I will go so far as to say that this is a decline by degrees. The new railing is charmless and visually distracting compared to the charm and simplicity of the white wooden handrailing. The increased height of the bridge railing is completely unnecessary; it is even taller than the surrounding green fence for the planters. I can't fathom that kids managed to fall into the waterway below.
If the wood was rotting, then the handrails could have simply been replaced. That's exactly what happened to the smaller, more curved wood bridge just across the way when it was deteriorating a few months ago; why couldn't this bridge get the same treatment?
It's a sad change. I'm not sure exactly how long the Carnation Plaza entry bridge has been around, but it sat unchanged from its original form for at least 50 years. Yesterland has a picture of it from the 1950s in one of their "Then and Now" photo series:
What I love about this picture is that you can see that the railing of the bridge once matched the wood fencing that surrounded it. It shows the original context of those isosceles and right triangles formed by the old bridge. It's a familiar, understated country feel.

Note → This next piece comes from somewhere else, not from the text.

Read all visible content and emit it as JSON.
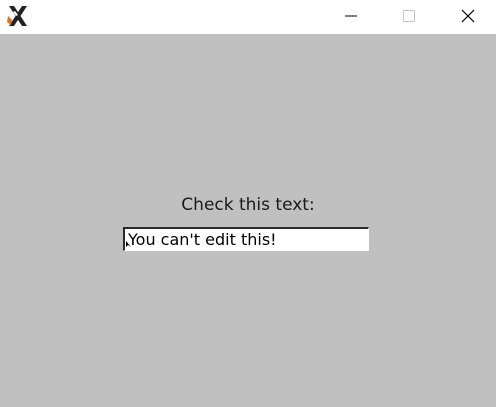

Here's a Davelandweb photo of the bridge, dated February 1960. It gives you a sense of the height of the old railing - tall enough for Daddy to sit on, but not short enough for the kids to inadvertently fall off or through.
I think this bridge, given its close proximity to the center of Disneyland, deserved some attention. It's no castle drawbridge, but it lived through half a century of Disneyland history virtually unchanged, even as Partner Statues, path widening and all sorts of other cosmetic and logistical changes were made nearby over the decades - until now. Now, it's still a bridge, but one that tries too hard to prevent guest stupidity.
It's hard to explain what charm looks like, but even understated charm is missed once it's gone.